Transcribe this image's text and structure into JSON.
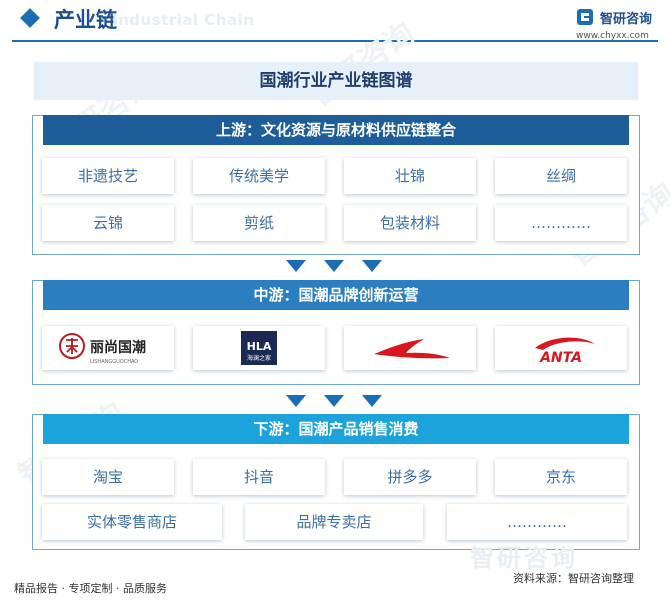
{
  "header": {
    "title": "产业链",
    "ghost_text": "Industrial Chain",
    "brand_name": "智研咨询",
    "brand_url": "www.chyxx.com"
  },
  "main_title": "国潮行业产业链图谱",
  "upstream": {
    "title": "上游：文化资源与原材料供应链整合",
    "items": [
      "非遗技艺",
      "传统美学",
      "壮锦",
      "丝绸",
      "云锦",
      "剪纸",
      "包装材料",
      "…………"
    ]
  },
  "midstream": {
    "title": "中游：国潮品牌创新运营",
    "brands": [
      {
        "icon": "lishang-guochao-logo",
        "text": "丽尚国潮",
        "sub": "LISHANGGUOCHAO"
      },
      {
        "icon": "hla-logo",
        "text": "HLA",
        "sub": "海澜之家"
      },
      {
        "icon": "li-ning-logo"
      },
      {
        "icon": "anta-logo",
        "text": "ANTA"
      }
    ]
  },
  "downstream": {
    "title": "下游：国潮产品销售消费",
    "items_row1": [
      "淘宝",
      "抖音",
      "拼多多",
      "京东"
    ],
    "items_row2": [
      "实体零售商店",
      "品牌专卖店",
      "…………"
    ]
  },
  "footer": {
    "left": "精品报告 · 专项定制 · 品质服务",
    "source": "资料来源：智研咨询整理",
    "watermark": "智研咨询"
  },
  "colors": {
    "upstream_header": "#1d5d99",
    "midstream_header": "#2b7fc1",
    "downstream_header": "#1da3db",
    "arrow": "#1b6eb5"
  }
}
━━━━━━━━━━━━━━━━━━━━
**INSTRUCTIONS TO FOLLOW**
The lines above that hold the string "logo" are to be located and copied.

**EXERCISE SOLUTION**
        "icon": "lishang-guochao-logo",
        "icon": "hla-logo",
        "icon": "li-ning-logo"
        "icon": "anta-logo",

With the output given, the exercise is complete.